Istanbul's Grand Bazaar, Seattle's Pike's Place Market, the Granville Island Public Market in Vancouver, the Otavalo Indian Market in Ecuador, Bogota's Paloquemao market -- these are experiences that can define a trip.
Or at least a day out.
I've visited all of them, in some cases skipping monuments and museums to explore them.
I visit them to get a window into the culture, find the perfect souvenir, practice my language skills or have a meal to remember.
And I love to photograph them.
But it's not just a case of seeing something bright and colorful and snapping away.
I've picked up several tips for getting the best results in what are often crowded, hot, uncomfortable places to shoot.
1. Ugly is interesting
Gorgeous flowers and luscious fruit are always beautiful to look at.
But sometimes "ugly" subjects make more compelling pictures.
A butcher in a bloody apron or a fishmonger gutting a large snapper are examples of scenes you might normally shy away from, but look great in photos. .
A teacher of mine once used the term "ugly beautiful."
I keep that phrase in mind whenever I shoot.
2. Focus on faces
All those exotic fruits and lush flowers make awesome subjects.
But don't forget about the men and women selling their wares.
I encountered some of the most expressive faces in all of Bogota at the Paloquemao market.
It always helps to be friendly and ask permission before snapping a photo -- some people will mug for your camera, though others will quickly wave you away.
And never forget to focus on the eyes of your subject.
3. Get close and fill the frame
Distill a scene to its most basic elements and you end up with more powerful images.
Wide shots can help you set the scene, but at the sacrifice of details.
Getting close to your subject -- from a vividly colored bucket of corn to a group of wooden spoons -- can make your photographs more interesting.

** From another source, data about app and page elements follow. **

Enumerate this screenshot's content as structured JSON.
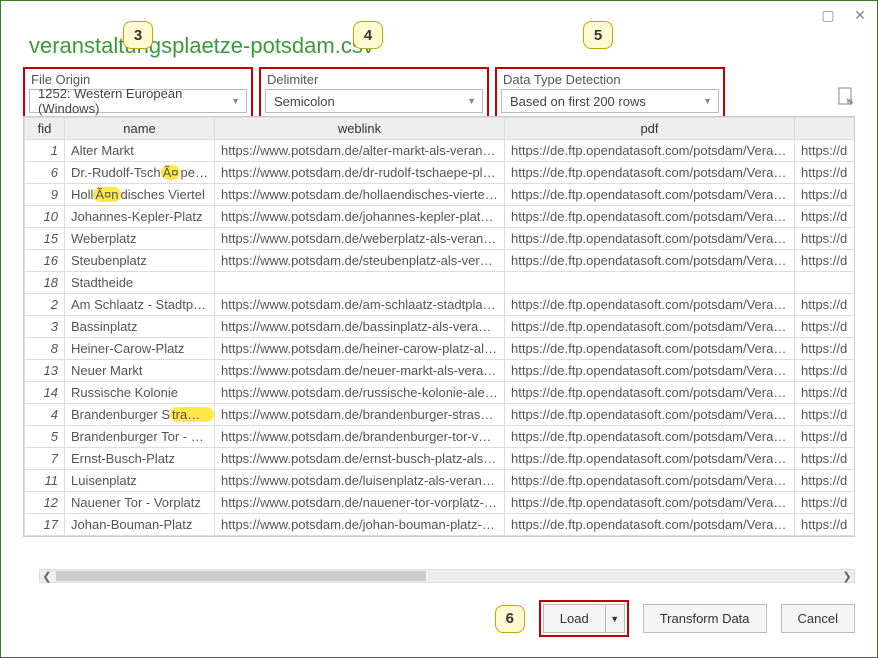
{
  "filename": "veranstaltungsplaetze-potsdam.csv",
  "options": {
    "fileOrigin": {
      "label": "File Origin",
      "value": "1252: Western European (Windows)"
    },
    "delimiter": {
      "label": "Delimiter",
      "value": "Semicolon"
    },
    "dataType": {
      "label": "Data Type Detection",
      "value": "Based on first 200 rows"
    }
  },
  "columns": [
    "fid",
    "name",
    "weblink",
    "pdf",
    ""
  ],
  "rows": [
    {
      "fid": "1",
      "name_pre": "Alter Markt",
      "hl": "",
      "name_post": "",
      "web": "https://www.potsdam.de/alter-markt-als-veranstaltun...",
      "pdf": "https://de.ftp.opendatasoft.com/potsdam/Veranstaltu...",
      "extra": "https://d"
    },
    {
      "fid": "6",
      "name_pre": "Dr.-Rudolf-Tsch",
      "hl": "Ã¤",
      "name_post": "pe-Platz",
      "web": "https://www.potsdam.de/dr-rudolf-tschaepe-platz-als-...",
      "pdf": "https://de.ftp.opendatasoft.com/potsdam/Veranstaltu...",
      "extra": "https://d"
    },
    {
      "fid": "9",
      "name_pre": "Holl",
      "hl": "Ã¤n",
      "name_post": "disches Viertel",
      "web": "https://www.potsdam.de/hollaendisches-viertel-als-ve...",
      "pdf": "https://de.ftp.opendatasoft.com/potsdam/Veranstaltu...",
      "extra": "https://d"
    },
    {
      "fid": "10",
      "name_pre": "Johannes-Kepler-Platz",
      "hl": "",
      "name_post": "",
      "web": "https://www.potsdam.de/johannes-kepler-platz-als-ver...",
      "pdf": "https://de.ftp.opendatasoft.com/potsdam/Veranstaltu...",
      "extra": "https://d"
    },
    {
      "fid": "15",
      "name_pre": "Weberplatz",
      "hl": "",
      "name_post": "",
      "web": "https://www.potsdam.de/weberplatz-als-veranstaltung...",
      "pdf": "https://de.ftp.opendatasoft.com/potsdam/Veranstaltu...",
      "extra": "https://d"
    },
    {
      "fid": "16",
      "name_pre": "Steubenplatz",
      "hl": "",
      "name_post": "",
      "web": "https://www.potsdam.de/steubenplatz-als-veranstaltu...",
      "pdf": "https://de.ftp.opendatasoft.com/potsdam/Veranstaltu...",
      "extra": "https://d"
    },
    {
      "fid": "18",
      "name_pre": "Stadtheide",
      "hl": "",
      "name_post": "",
      "web": "",
      "pdf": "",
      "extra": ""
    },
    {
      "fid": "2",
      "name_pre": "Am Schlaatz - Stadtplatz",
      "hl": "",
      "name_post": "",
      "web": "https://www.potsdam.de/am-schlaatz-stadtplatz-als-ve...",
      "pdf": "https://de.ftp.opendatasoft.com/potsdam/Veranstaltu...",
      "extra": "https://d"
    },
    {
      "fid": "3",
      "name_pre": "Bassinplatz",
      "hl": "",
      "name_post": "",
      "web": "https://www.potsdam.de/bassinplatz-als-veranstaltung...",
      "pdf": "https://de.ftp.opendatasoft.com/potsdam/Veranstaltu...",
      "extra": "https://d"
    },
    {
      "fid": "8",
      "name_pre": "Heiner-Carow-Platz",
      "hl": "",
      "name_post": "",
      "web": "https://www.potsdam.de/heiner-carow-platz-als-veran...",
      "pdf": "https://de.ftp.opendatasoft.com/potsdam/Veranstaltu...",
      "extra": "https://d"
    },
    {
      "fid": "13",
      "name_pre": "Neuer Markt",
      "hl": "",
      "name_post": "",
      "web": "https://www.potsdam.de/neuer-markt-als-veranstaltu...",
      "pdf": "https://de.ftp.opendatasoft.com/potsdam/Veranstaltu...",
      "extra": "https://d"
    },
    {
      "fid": "14",
      "name_pre": "Russische Kolonie",
      "hl": "",
      "name_post": "",
      "web": "https://www.potsdam.de/russische-kolonie-alexandro...",
      "pdf": "https://de.ftp.opendatasoft.com/potsdam/Veranstaltu...",
      "extra": "https://d"
    },
    {
      "fid": "4",
      "name_pre": "Brandenburger S",
      "hl": "traÃŸe",
      "name_post": "",
      "web": "https://www.potsdam.de/brandenburger-strasse-als-v...",
      "pdf": "https://de.ftp.opendatasoft.com/potsdam/Veranstaltu...",
      "extra": "https://d"
    },
    {
      "fid": "5",
      "name_pre": "Brandenburger Tor - Vorplatz",
      "hl": "",
      "name_post": "",
      "web": "https://www.potsdam.de/brandenburger-tor-vorplatz-...",
      "pdf": "https://de.ftp.opendatasoft.com/potsdam/Veranstaltu...",
      "extra": "https://d"
    },
    {
      "fid": "7",
      "name_pre": "Ernst-Busch-Platz",
      "hl": "",
      "name_post": "",
      "web": "https://www.potsdam.de/ernst-busch-platz-als-veranst...",
      "pdf": "https://de.ftp.opendatasoft.com/potsdam/Veranstaltu...",
      "extra": "https://d"
    },
    {
      "fid": "11",
      "name_pre": "Luisenplatz",
      "hl": "",
      "name_post": "",
      "web": "https://www.potsdam.de/luisenplatz-als-veranstaltung...",
      "pdf": "https://de.ftp.opendatasoft.com/potsdam/Veranstaltu...",
      "extra": "https://d"
    },
    {
      "fid": "12",
      "name_pre": "Nauener Tor - Vorplatz",
      "hl": "",
      "name_post": "",
      "web": "https://www.potsdam.de/nauener-tor-vorplatz-als-ver...",
      "pdf": "https://de.ftp.opendatasoft.com/potsdam/Veranstaltu...",
      "extra": "https://d"
    },
    {
      "fid": "17",
      "name_pre": "Johan-Bouman-Platz",
      "hl": "",
      "name_post": "",
      "web": "https://www.potsdam.de/johan-bouman-platz-als-vera...",
      "pdf": "https://de.ftp.opendatasoft.com/potsdam/Veranstaltu...",
      "extra": "https://d"
    }
  ],
  "callouts": {
    "c3": "3",
    "c4": "4",
    "c5": "5",
    "c6": "6"
  },
  "buttons": {
    "load": "Load",
    "transform": "Transform Data",
    "cancel": "Cancel"
  }
}
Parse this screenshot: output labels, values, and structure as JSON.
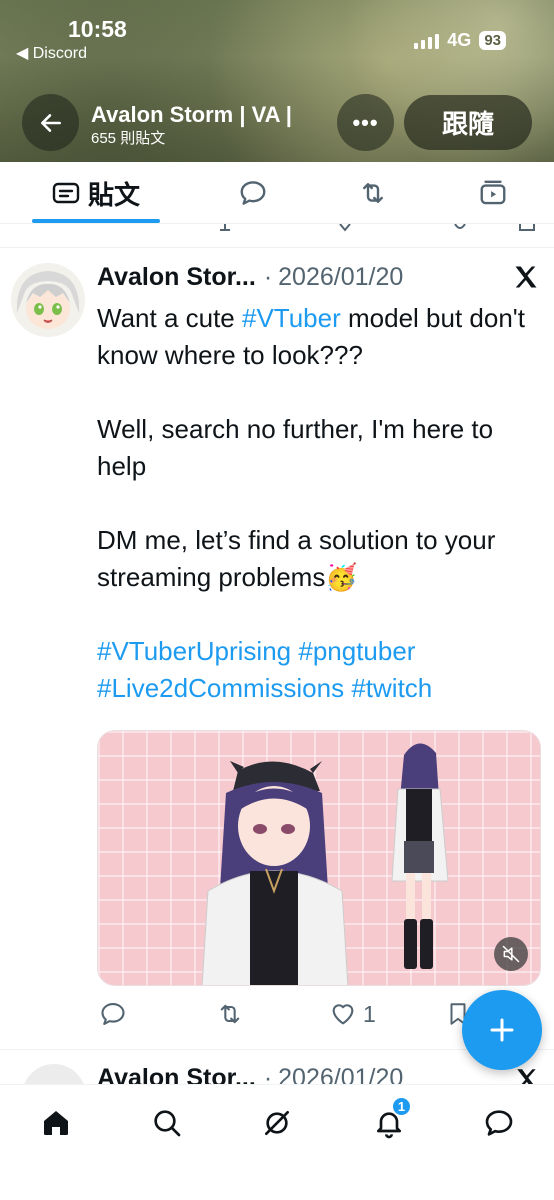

Watch your focus when you're filling the frame, and avoid oversaturation in the post-production process.